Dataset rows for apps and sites

* * *

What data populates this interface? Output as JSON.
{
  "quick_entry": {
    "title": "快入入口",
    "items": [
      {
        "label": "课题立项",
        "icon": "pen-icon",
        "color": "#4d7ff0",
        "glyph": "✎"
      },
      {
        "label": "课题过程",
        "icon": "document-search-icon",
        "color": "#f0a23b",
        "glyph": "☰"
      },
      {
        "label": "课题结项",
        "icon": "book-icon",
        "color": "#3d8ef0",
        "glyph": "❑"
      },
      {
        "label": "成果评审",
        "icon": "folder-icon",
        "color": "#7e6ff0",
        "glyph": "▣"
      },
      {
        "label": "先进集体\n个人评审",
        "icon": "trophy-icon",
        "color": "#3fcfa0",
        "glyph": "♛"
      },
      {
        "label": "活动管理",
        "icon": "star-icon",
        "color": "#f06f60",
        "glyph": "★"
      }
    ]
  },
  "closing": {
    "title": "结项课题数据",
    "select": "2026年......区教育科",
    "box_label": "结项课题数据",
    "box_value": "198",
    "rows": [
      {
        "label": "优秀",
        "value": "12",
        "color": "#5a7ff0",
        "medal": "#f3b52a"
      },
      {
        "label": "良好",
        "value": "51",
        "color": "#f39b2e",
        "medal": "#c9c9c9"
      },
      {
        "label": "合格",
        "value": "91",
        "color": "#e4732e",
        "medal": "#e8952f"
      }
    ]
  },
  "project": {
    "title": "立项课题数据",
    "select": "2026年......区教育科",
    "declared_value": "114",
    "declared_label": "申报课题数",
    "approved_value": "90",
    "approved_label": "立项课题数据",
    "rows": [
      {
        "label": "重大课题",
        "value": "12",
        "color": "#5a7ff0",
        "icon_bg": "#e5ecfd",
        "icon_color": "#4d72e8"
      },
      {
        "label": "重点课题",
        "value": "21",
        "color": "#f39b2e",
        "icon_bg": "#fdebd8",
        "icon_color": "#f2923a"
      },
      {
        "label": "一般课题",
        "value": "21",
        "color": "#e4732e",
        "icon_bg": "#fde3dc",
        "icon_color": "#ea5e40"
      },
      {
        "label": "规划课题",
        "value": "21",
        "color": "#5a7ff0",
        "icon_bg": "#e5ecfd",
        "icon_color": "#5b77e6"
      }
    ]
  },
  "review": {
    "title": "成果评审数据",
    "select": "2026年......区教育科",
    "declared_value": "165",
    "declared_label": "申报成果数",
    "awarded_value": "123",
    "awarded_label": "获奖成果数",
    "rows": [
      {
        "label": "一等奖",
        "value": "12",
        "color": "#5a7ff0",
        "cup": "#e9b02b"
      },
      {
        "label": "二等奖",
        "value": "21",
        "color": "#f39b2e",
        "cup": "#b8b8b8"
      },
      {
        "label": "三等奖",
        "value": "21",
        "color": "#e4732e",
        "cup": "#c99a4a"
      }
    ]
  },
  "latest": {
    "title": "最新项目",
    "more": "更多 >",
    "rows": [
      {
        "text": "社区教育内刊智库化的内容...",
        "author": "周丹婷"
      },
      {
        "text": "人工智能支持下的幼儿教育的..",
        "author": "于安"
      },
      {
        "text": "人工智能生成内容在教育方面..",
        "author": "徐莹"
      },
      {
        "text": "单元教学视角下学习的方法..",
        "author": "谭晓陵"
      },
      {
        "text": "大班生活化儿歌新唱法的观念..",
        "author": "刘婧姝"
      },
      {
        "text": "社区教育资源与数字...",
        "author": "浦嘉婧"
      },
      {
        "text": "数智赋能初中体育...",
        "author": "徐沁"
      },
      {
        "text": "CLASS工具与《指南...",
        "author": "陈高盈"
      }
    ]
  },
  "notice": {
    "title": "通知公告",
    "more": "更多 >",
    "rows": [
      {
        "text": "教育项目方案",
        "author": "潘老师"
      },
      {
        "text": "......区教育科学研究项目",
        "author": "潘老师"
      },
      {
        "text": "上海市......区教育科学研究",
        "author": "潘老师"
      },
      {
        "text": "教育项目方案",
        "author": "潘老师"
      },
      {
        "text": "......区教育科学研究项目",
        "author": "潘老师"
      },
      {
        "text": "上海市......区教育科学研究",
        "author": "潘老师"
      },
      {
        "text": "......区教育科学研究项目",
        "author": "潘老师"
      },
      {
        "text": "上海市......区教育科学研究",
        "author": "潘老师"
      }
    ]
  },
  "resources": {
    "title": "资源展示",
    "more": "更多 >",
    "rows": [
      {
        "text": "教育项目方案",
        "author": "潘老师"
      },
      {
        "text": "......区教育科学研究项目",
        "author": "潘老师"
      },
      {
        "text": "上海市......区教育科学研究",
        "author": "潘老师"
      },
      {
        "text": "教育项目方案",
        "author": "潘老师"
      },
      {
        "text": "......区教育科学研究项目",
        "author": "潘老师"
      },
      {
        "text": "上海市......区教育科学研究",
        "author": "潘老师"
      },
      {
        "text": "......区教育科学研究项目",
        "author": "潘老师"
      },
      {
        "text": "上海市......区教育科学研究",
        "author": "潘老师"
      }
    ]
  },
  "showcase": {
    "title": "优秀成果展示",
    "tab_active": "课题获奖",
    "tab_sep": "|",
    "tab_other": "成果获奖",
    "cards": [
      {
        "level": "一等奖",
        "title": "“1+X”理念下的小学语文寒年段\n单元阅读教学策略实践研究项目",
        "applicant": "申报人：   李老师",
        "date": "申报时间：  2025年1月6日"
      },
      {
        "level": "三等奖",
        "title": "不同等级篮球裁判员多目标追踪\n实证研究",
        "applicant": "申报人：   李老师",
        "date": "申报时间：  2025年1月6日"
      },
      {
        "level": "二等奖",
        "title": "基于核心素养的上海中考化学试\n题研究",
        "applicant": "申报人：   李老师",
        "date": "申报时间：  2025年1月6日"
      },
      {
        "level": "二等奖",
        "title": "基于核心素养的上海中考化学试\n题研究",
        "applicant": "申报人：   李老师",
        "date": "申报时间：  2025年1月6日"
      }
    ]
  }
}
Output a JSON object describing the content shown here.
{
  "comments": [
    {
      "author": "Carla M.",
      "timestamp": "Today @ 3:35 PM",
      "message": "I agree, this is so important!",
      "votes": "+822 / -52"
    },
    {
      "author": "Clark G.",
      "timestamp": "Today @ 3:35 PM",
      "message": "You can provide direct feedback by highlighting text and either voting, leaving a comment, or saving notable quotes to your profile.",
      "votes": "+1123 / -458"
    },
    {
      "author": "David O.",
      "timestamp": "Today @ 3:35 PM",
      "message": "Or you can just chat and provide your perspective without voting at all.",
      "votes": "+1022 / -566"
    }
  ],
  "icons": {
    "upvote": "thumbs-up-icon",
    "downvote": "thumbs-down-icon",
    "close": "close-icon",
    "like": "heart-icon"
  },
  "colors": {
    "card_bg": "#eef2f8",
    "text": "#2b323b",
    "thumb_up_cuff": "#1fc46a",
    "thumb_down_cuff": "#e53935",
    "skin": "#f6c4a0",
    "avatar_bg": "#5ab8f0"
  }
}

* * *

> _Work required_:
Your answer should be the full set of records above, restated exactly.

> _Output for this exercise_:
What data populates this interface? Output as JSON.
{
  "quick_entry": {
    "title": "快入入口",
    "items": [
      {
        "label": "课题立项",
        "icon": "pen-icon",
        "color": "#4d7ff0",
        "glyph": "✎"
      },
      {
        "label": "课题过程",
        "icon": "document-search-icon",
        "color": "#f0a23b",
        "glyph": "☰"
      },
      {
        "label": "课题结项",
        "icon": "book-icon",
        "color": "#3d8ef0",
        "glyph": "❑"
      },
      {
        "label": "成果评审",
        "icon": "folder-icon",
        "color": "#7e6ff0",
        "glyph": "▣"
      },
      {
        "label": "先进集体\n个人评审",
        "icon": "trophy-icon",
        "color": "#3fcfa0",
        "glyph": "♛"
      },
      {
        "label": "活动管理",
        "icon": "star-icon",
        "color": "#f06f60",
        "glyph": "★"
      }
    ]
  },
  "closing": {
    "title": "结项课题数据",
    "select": "2026年......区教育科",
    "box_label": "结项课题数据",
    "box_value": "198",
    "rows": [
      {
        "label": "优秀",
        "value": "12",
        "color": "#5a7ff0",
        "medal": "#f3b52a"
      },
      {
        "label": "良好",
        "value": "51",
        "color": "#f39b2e",
        "medal": "#c9c9c9"
      },
      {
        "label": "合格",
        "value": "91",
        "color": "#e4732e",
        "medal": "#e8952f"
      }
    ]
  },
  "project": {
    "title": "立项课题数据",
    "select": "2026年......区教育科",
    "declared_value": "114",
    "declared_label": "申报课题数",
    "approved_value": "90",
    "approved_label": "立项课题数据",
    "rows": [
      {
        "label": "重大课题",
        "value": "12",
        "color": "#5a7ff0",
        "icon_bg": "#e5ecfd",
        "icon_color": "#4d72e8"
      },
      {
        "label": "重点课题",
        "value": "21",
        "color": "#f39b2e",
        "icon_bg": "#fdebd8",
        "icon_color": "#f2923a"
      },
      {
        "label": "一般课题",
        "value": "21",
        "color": "#e4732e",
        "icon_bg": "#fde3dc",
        "icon_color": "#ea5e40"
      },
      {
        "label": "规划课题",
        "value": "21",
        "color": "#5a7ff0",
        "icon_bg": "#e5ecfd",
        "icon_color": "#5b77e6"
      }
    ]
  },
  "review": {
    "title": "成果评审数据",
    "select": "2026年......区教育科",
    "declared_value": "165",
    "declared_label": "申报成果数",
    "awarded_value": "123",
    "awarded_label": "获奖成果数",
    "rows": [
      {
        "label": "一等奖",
        "value": "12",
        "color": "#5a7ff0",
        "cup": "#e9b02b"
      },
      {
        "label": "二等奖",
        "value": "21",
        "color": "#f39b2e",
        "cup": "#b8b8b8"
      },
      {
        "label": "三等奖",
        "value": "21",
        "color": "#e4732e",
        "cup": "#c99a4a"
      }
    ]
  },
  "latest": {
    "title": "最新项目",
    "more": "更多 >",
    "rows": [
      {
        "text": "社区教育内刊智库化的内容...",
        "author": "周丹婷"
      },
      {
        "text": "人工智能支持下的幼儿教育的..",
        "author": "于安"
      },
      {
        "text": "人工智能生成内容在教育方面..",
        "author": "徐莹"
      },
      {
        "text": "单元教学视角下学习的方法..",
        "author": "谭晓陵"
      },
      {
        "text": "大班生活化儿歌新唱法的观念..",
        "author": "刘婧姝"
      },
      {
        "text": "社区教育资源与数字...",
        "author": "浦嘉婧"
      },
      {
        "text": "数智赋能初中体育...",
        "author": "徐沁"
      },
      {
        "text": "CLASS工具与《指南...",
        "author": "陈高盈"
      }
    ]
  },
  "notice": {
    "title": "通知公告",
    "more": "更多 >",
    "rows": [
      {
        "text": "教育项目方案",
        "author": "潘老师"
      },
      {
        "text": "......区教育科学研究项目",
        "author": "潘老师"
      },
      {
        "text": "上海市......区教育科学研究",
        "author": "潘老师"
      },
      {
        "text": "教育项目方案",
        "author": "潘老师"
      },
      {
        "text": "......区教育科学研究项目",
        "author": "潘老师"
      },
      {
        "text": "上海市......区教育科学研究",
        "author": "潘老师"
      },
      {
        "text": "......区教育科学研究项目",
        "author": "潘老师"
      },
      {
        "text": "上海市......区教育科学研究",
        "author": "潘老师"
      }
    ]
  },
  "resources": {
    "title": "资源展示",
    "more": "更多 >",
    "rows": [
      {
        "text": "教育项目方案",
        "author": "潘老师"
      },
      {
        "text": "......区教育科学研究项目",
        "author": "潘老师"
      },
      {
        "text": "上海市......区教育科学研究",
        "author": "潘老师"
      },
      {
        "text": "教育项目方案",
        "author": "潘老师"
      },
      {
        "text": "......区教育科学研究项目",
        "author": "潘老师"
      },
      {
        "text": "上海市......区教育科学研究",
        "author": "潘老师"
      },
      {
        "text": "......区教育科学研究项目",
        "author": "潘老师"
      },
      {
        "text": "上海市......区教育科学研究",
        "author": "潘老师"
      }
    ]
  },
  "showcase": {
    "title": "优秀成果展示",
    "tab_active": "课题获奖",
    "tab_sep": "|",
    "tab_other": "成果获奖",
    "cards": [
      {
        "level": "一等奖",
        "title": "“1+X”理念下的小学语文寒年段\n单元阅读教学策略实践研究项目",
        "applicant": "申报人：   李老师",
        "date": "申报时间：  2025年1月6日"
      },
      {
        "level": "三等奖",
        "title": "不同等级篮球裁判员多目标追踪\n实证研究",
        "applicant": "申报人：   李老师",
        "date": "申报时间：  2025年1月6日"
      },
      {
        "level": "二等奖",
        "title": "基于核心素养的上海中考化学试\n题研究",
        "applicant": "申报人：   李老师",
        "date": "申报时间：  2025年1月6日"
      },
      {
        "level": "二等奖",
        "title": "基于核心素养的上海中考化学试\n题研究",
        "applicant": "申报人：   李老师",
        "date": "申报时间：  2025年1月6日"
      }
    ]
  }
}
Output a JSON object describing the content shown here.
{
  "comments": [
    {
      "author": "Carla M.",
      "timestamp": "Today @ 3:35 PM",
      "message": "I agree, this is so important!",
      "votes": "+822 / -52"
    },
    {
      "author": "Clark G.",
      "timestamp": "Today @ 3:35 PM",
      "message": "You can provide direct feedback by highlighting text and either voting, leaving a comment, or saving notable quotes to your profile.",
      "votes": "+1123 / -458"
    },
    {
      "author": "David O.",
      "timestamp": "Today @ 3:35 PM",
      "message": "Or you can just chat and provide your perspective without voting at all.",
      "votes": "+1022 / -566"
    }
  ],
  "icons": {
    "upvote": "thumbs-up-icon",
    "downvote": "thumbs-down-icon",
    "close": "close-icon",
    "like": "heart-icon"
  },
  "colors": {
    "card_bg": "#eef2f8",
    "text": "#2b323b",
    "thumb_up_cuff": "#1fc46a",
    "thumb_down_cuff": "#e53935",
    "skin": "#f6c4a0",
    "avatar_bg": "#5ab8f0"
  }
}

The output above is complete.